*** SUPPLIED DATA ***
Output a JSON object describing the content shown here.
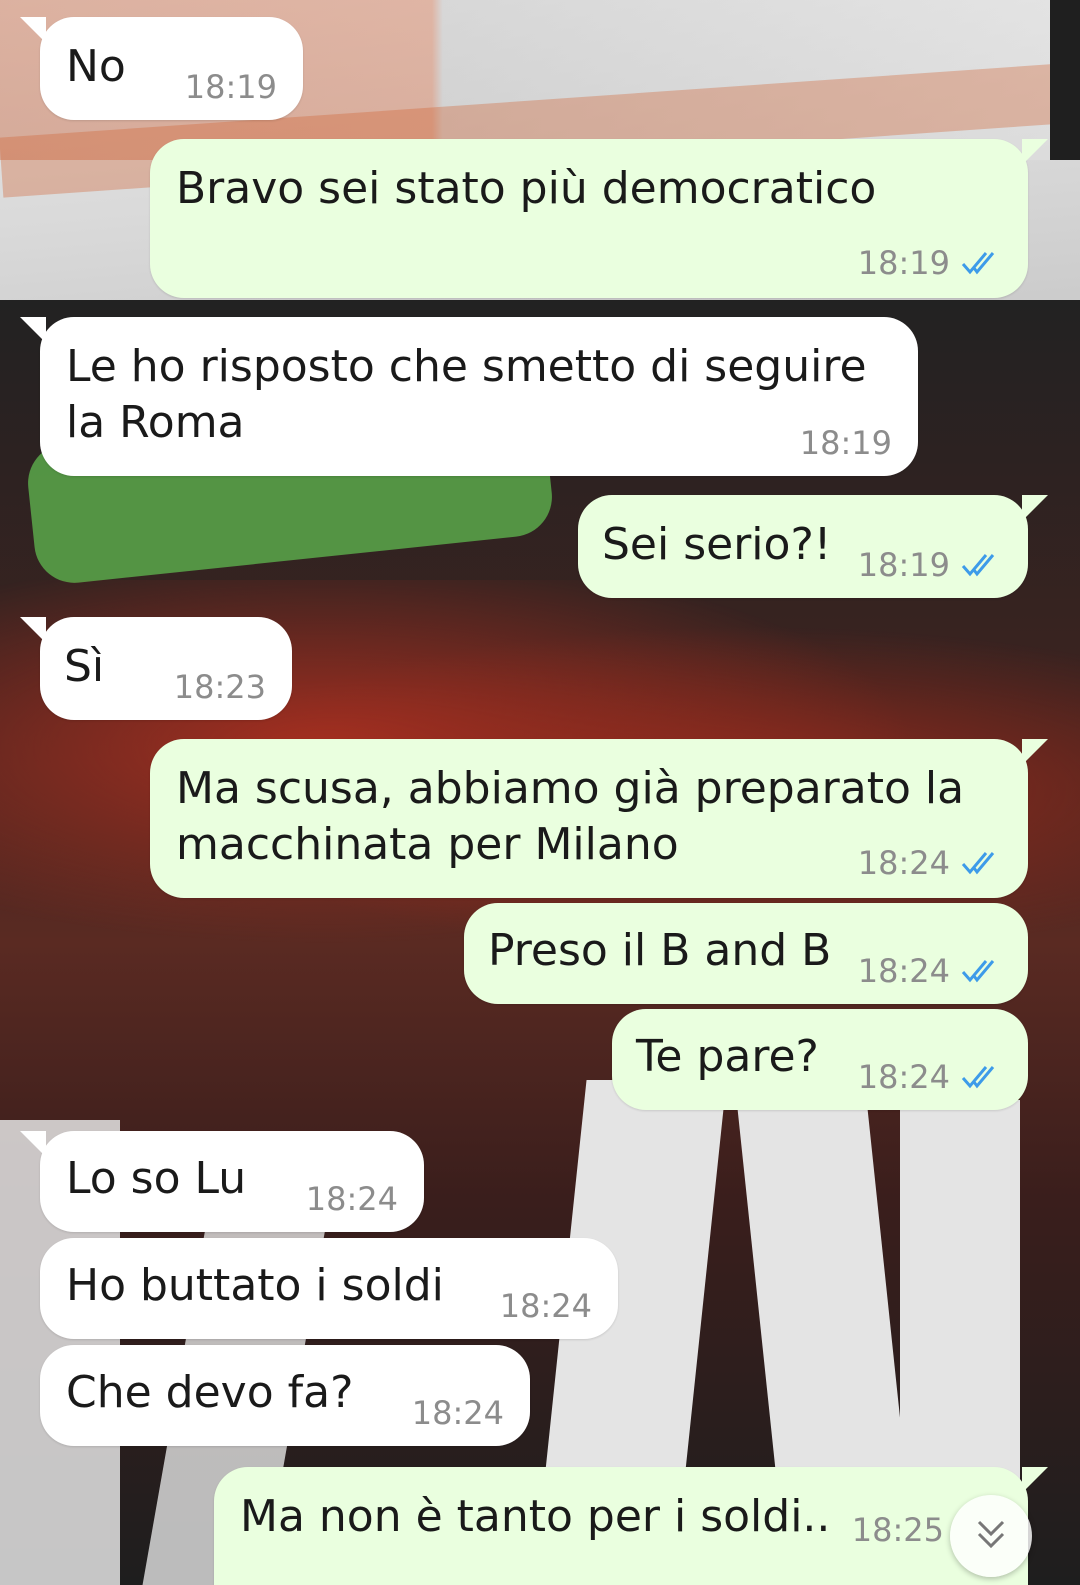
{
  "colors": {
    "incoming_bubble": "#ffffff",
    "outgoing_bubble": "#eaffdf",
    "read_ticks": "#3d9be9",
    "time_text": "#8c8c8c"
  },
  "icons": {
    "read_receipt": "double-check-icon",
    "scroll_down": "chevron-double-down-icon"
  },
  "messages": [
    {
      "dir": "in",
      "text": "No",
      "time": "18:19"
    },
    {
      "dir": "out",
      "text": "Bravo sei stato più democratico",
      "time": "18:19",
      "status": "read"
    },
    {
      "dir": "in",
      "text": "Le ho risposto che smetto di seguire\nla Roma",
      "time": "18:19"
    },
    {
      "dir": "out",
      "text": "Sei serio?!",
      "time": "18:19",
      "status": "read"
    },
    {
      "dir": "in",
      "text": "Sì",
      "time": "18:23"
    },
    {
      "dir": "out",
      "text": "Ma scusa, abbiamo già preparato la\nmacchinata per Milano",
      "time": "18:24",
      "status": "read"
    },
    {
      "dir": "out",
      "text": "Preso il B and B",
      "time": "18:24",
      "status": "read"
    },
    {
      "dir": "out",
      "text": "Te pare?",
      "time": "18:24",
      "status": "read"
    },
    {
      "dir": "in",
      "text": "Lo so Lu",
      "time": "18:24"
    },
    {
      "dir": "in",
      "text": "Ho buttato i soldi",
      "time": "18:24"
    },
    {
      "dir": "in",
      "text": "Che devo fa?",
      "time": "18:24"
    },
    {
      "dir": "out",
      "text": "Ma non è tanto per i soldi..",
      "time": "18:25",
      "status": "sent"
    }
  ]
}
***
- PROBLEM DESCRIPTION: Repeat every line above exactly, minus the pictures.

- ANSWER TO THIS PROBLEM:
Output a JSON object describing the content shown here.
{
  "colors": {
    "incoming_bubble": "#ffffff",
    "outgoing_bubble": "#eaffdf",
    "read_ticks": "#3d9be9",
    "time_text": "#8c8c8c"
  },
  "icons": {
    "read_receipt": "double-check-icon",
    "scroll_down": "chevron-double-down-icon"
  },
  "messages": [
    {
      "dir": "in",
      "text": "No",
      "time": "18:19"
    },
    {
      "dir": "out",
      "text": "Bravo sei stato più democratico",
      "time": "18:19",
      "status": "read"
    },
    {
      "dir": "in",
      "text": "Le ho risposto che smetto di seguire\nla Roma",
      "time": "18:19"
    },
    {
      "dir": "out",
      "text": "Sei serio?!",
      "time": "18:19",
      "status": "read"
    },
    {
      "dir": "in",
      "text": "Sì",
      "time": "18:23"
    },
    {
      "dir": "out",
      "text": "Ma scusa, abbiamo già preparato la\nmacchinata per Milano",
      "time": "18:24",
      "status": "read"
    },
    {
      "dir": "out",
      "text": "Preso il B and B",
      "time": "18:24",
      "status": "read"
    },
    {
      "dir": "out",
      "text": "Te pare?",
      "time": "18:24",
      "status": "read"
    },
    {
      "dir": "in",
      "text": "Lo so Lu",
      "time": "18:24"
    },
    {
      "dir": "in",
      "text": "Ho buttato i soldi",
      "time": "18:24"
    },
    {
      "dir": "in",
      "text": "Che devo fa?",
      "time": "18:24"
    },
    {
      "dir": "out",
      "text": "Ma non è tanto per i soldi..",
      "time": "18:25",
      "status": "sent"
    }
  ]
}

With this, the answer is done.